[Singapore] Open Space #1: Building a Better Home for Our Migrant Friends
The Covid-19 pandemic has opened another layer of inequality between Singaporeans and migrant workers in the country. Foreign laborers have contributed to almost 95 percent of the total infections in Singapore, in which clusters of new infection sprung from dormitories that house more than 300,000 migrants. The plight of foreign workers during the Covid-19 pandemic is only a small part of the daily discrimination and exclusion that they have to face in Singapore. Research in 2015 showed that Singapore’s current legal framework discriminates against foreign workers as it sees them as “undesirable for inclusion” and should be “sequestered from the local population.” Their situations are worsened further by the close nature of Singapore politics in which, according to Human Rights Watch assessment, “freedom of speech is restricted through the use of broadly worded criminal laws and the use of civil lawsuits and regulatory restrictions.”

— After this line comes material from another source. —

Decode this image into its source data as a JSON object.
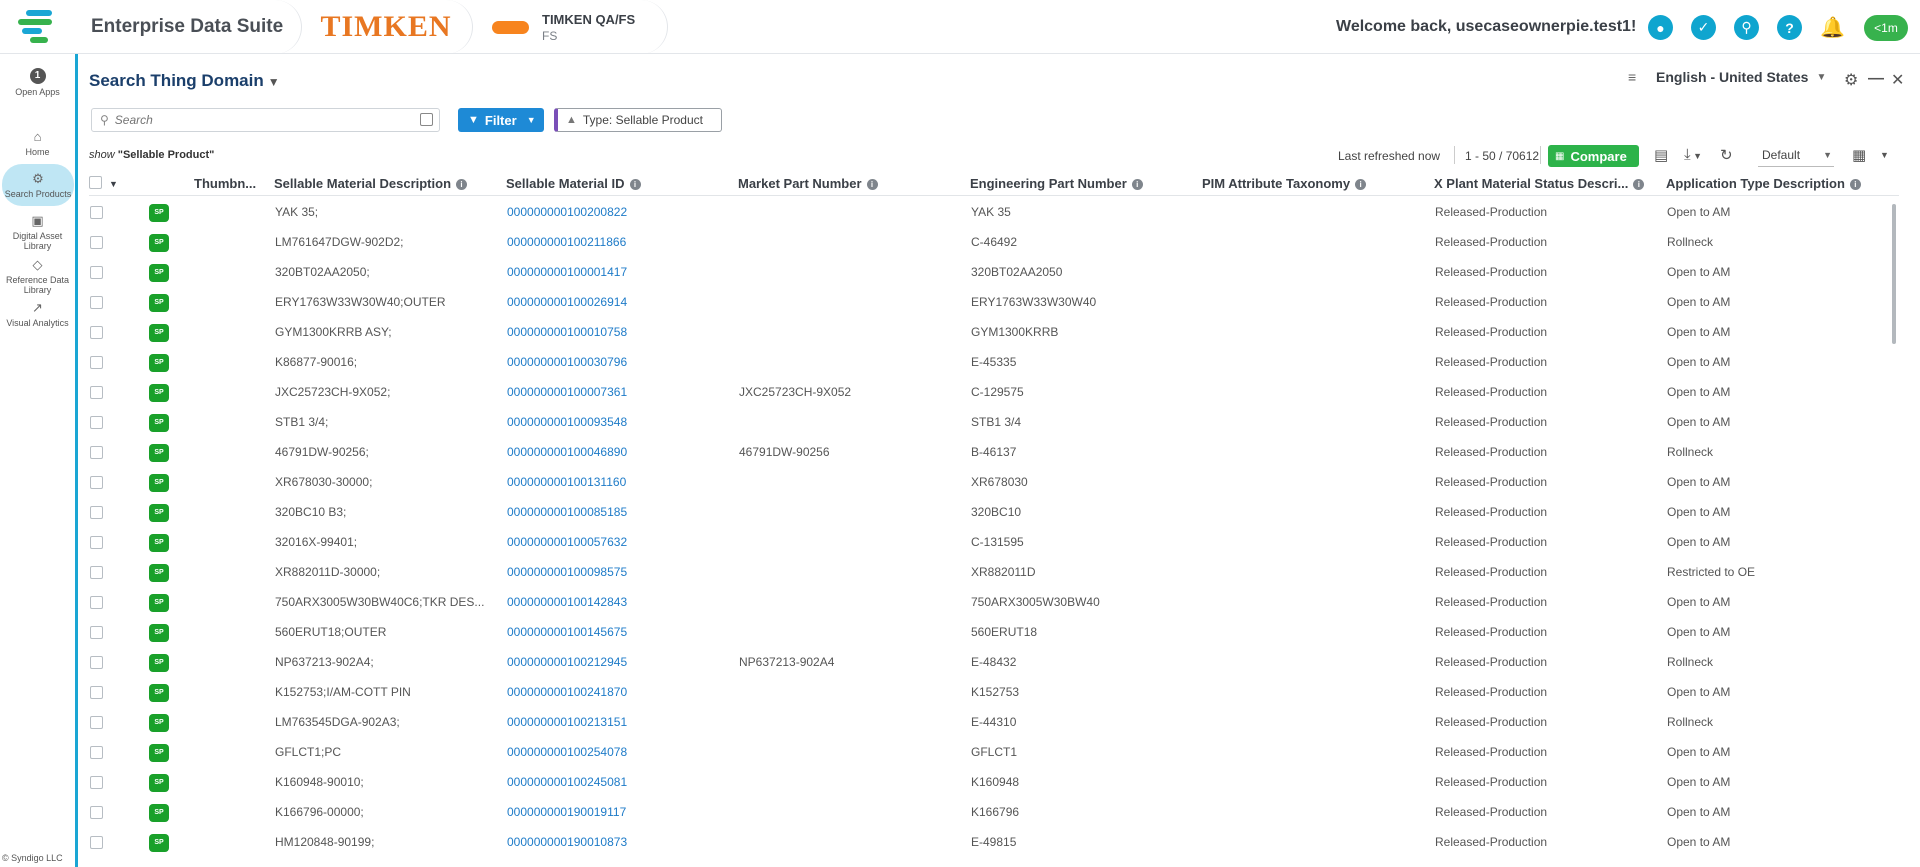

To address the problem of discrimination toward migrant workers, the ASEAN Youth Forum held an open space via a Zoom meeting for the Singaporean youths to discuss the issue. The forum invited Jewel Yi, the co-leader for the Covid-19 Migrant Support Coalition (CMSC), to give an overview for the 12 participants at the start of the discussion. Ms. Yi explained that the transient nature of migrant works and bias portrayal by the media are the sources of xenophobia in Singapore. She mentioned that certain news stories depicted migrant workers as “dangerous.” Yi said that Singaporean youth should be more critical toward news that they read because it often contains hidden bias.

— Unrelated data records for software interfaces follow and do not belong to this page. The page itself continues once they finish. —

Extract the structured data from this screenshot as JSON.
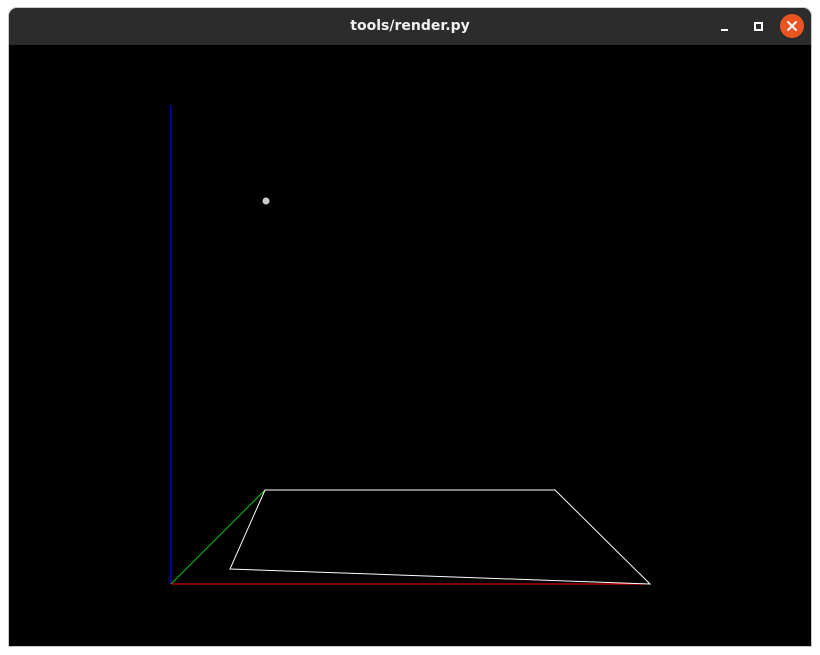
{
  "window": {
    "title": "tools/render.py"
  },
  "controls": {
    "minimize_icon": "minimize-icon",
    "maximize_icon": "maximize-icon",
    "close_icon": "close-icon",
    "close_color": "#e95420"
  },
  "scene": {
    "background": "#000000",
    "axis_colors": {
      "x": "#ff0000",
      "y": "#00c800",
      "z": "#0000ff"
    },
    "outline_color": "#ffffff",
    "point_color": "#cccccc"
  }
}
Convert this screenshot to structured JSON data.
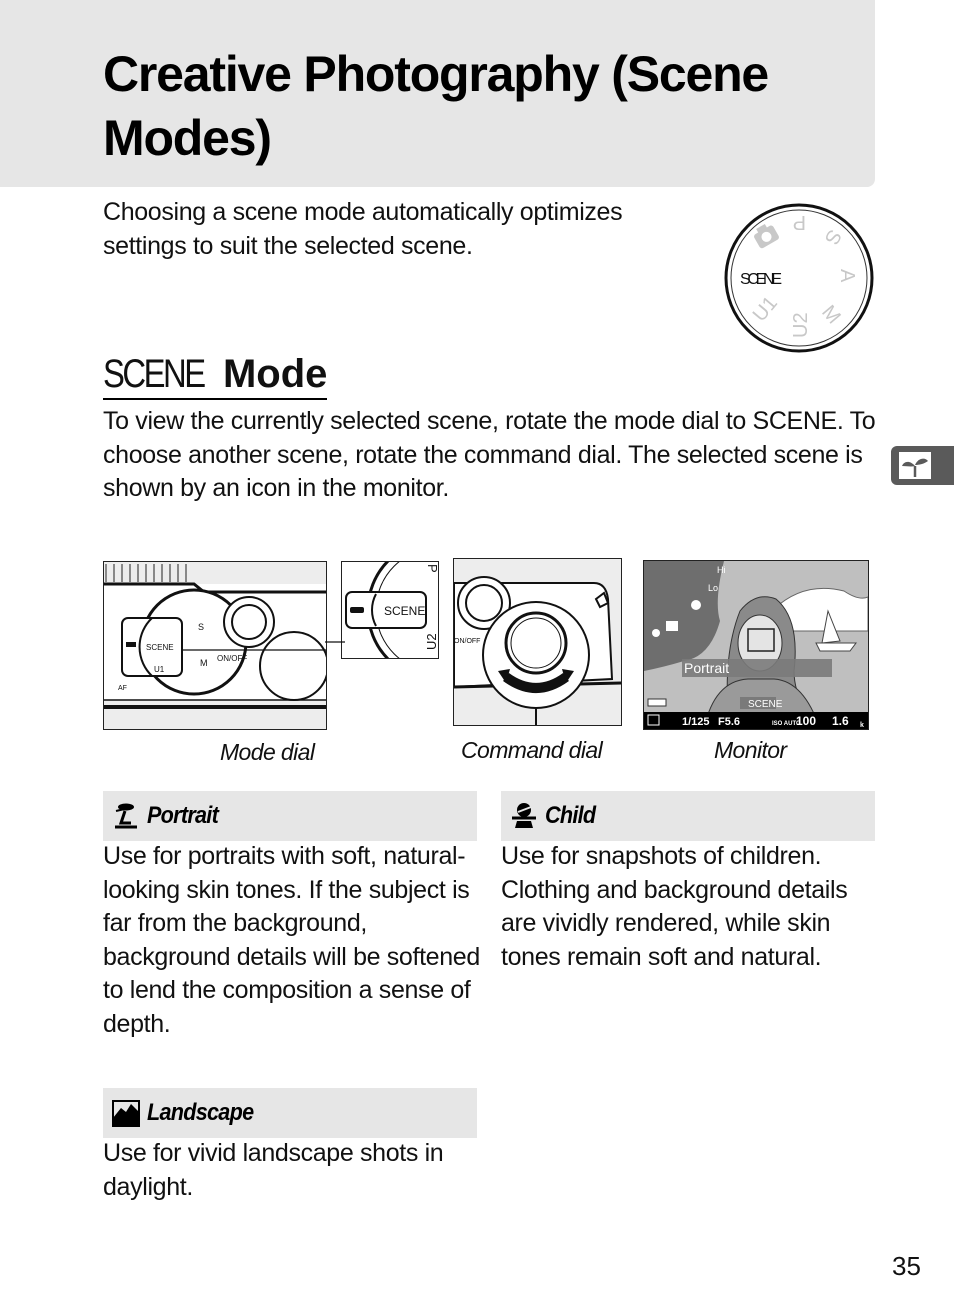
{
  "page": {
    "title": "Creative Photography (Scene Modes)",
    "intro": "Choosing a scene mode automatically optimizes settings to suit the selected scene.",
    "page_number": "35",
    "side_tab_icon": "sprout-icon"
  },
  "mode_dial": {
    "selected": "SCENE",
    "positions": [
      "P",
      "S",
      "A",
      "M",
      "U2",
      "U1",
      "camera"
    ]
  },
  "section": {
    "heading_symbol": "SCENE",
    "heading_word": "Mode",
    "body": "To view the currently selected scene, rotate the mode dial to SCENE. To choose another scene, rotate the command dial.  The selected scene is shown by an icon in the monitor."
  },
  "figures": {
    "mode_dial": {
      "caption": "Mode dial",
      "labels": [
        "SCENE",
        "ON/OFF",
        "AF",
        "U1",
        "M",
        "S"
      ],
      "inset_labels": [
        "SCENE",
        "U2",
        "P"
      ]
    },
    "command_dial": {
      "caption": "Command dial",
      "labels": [
        "ON/OFF"
      ]
    },
    "monitor": {
      "caption": "Monitor",
      "scene_label": "Portrait",
      "mode_indicator": "SCENE",
      "menu_icons": [
        "Hi",
        "Lo",
        "portrait",
        "landscape",
        "child"
      ],
      "readout": {
        "metering_icon": "matrix-metering-icon",
        "shutter": "1/125",
        "aperture": "F5.6",
        "iso_label": "ISO AUTO",
        "iso": "100",
        "remaining": "1.6",
        "remaining_unit": "k"
      }
    }
  },
  "scenes": [
    {
      "name": "Portrait",
      "icon": "portrait-icon",
      "description": "Use for portraits with soft, natural-looking skin tones. If the subject is far from the background, background details will be softened to lend the composition a sense of depth."
    },
    {
      "name": "Child",
      "icon": "child-icon",
      "description": "Use for snapshots of children. Clothing and background details are vividly rendered, while skin tones remain soft and natural."
    },
    {
      "name": "Landscape",
      "icon": "landscape-icon",
      "description": "Use for vivid landscape shots in daylight."
    }
  ],
  "colors": {
    "band": "#e6e6e6",
    "side_tab": "#5a5a5a",
    "text": "#111111"
  }
}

The open space has successfully created an enthusiastic discussion among the youth, a rare occasion in Singapore which is not a fully democratic country. They eagerly asked Mr. Yi what the youth can do to reduce xenophobia in their country and how to help migrant workers in current situations. They pointed out that it is difficult to interact with migrant communities because of the sequestration policies. This has, in turn, created a lack of awareness among the youth about foreign workers and their discrimination. By the end of the discussion, the participants agreed that change begins at an individual level – so they are committed to educate themselves on the migrant issues and participate in any way they can.
Here are some highlights from the session
We want Singaporeans to have more interactions and connections with migrant friends because that is how our communities can grow. By interacting more with migrant friends, we can create meaningful engagements and feeling of belonging. We do want to build inclusivity and for Singaporeans perspectives to shift. I think it starts at home, where children see how their parents treat their migrant helpers.
I want to encourage us to be involved in micro-volunteering/micro-giving, because you do not have to wait for others to start. One very simple way that you could participate and contribute is something that is always in your hands: your phone. Read and educate yourself about different perspectives, read different sources, read alternative sources, be your own critical thinker, think from different perspectives. That will really help.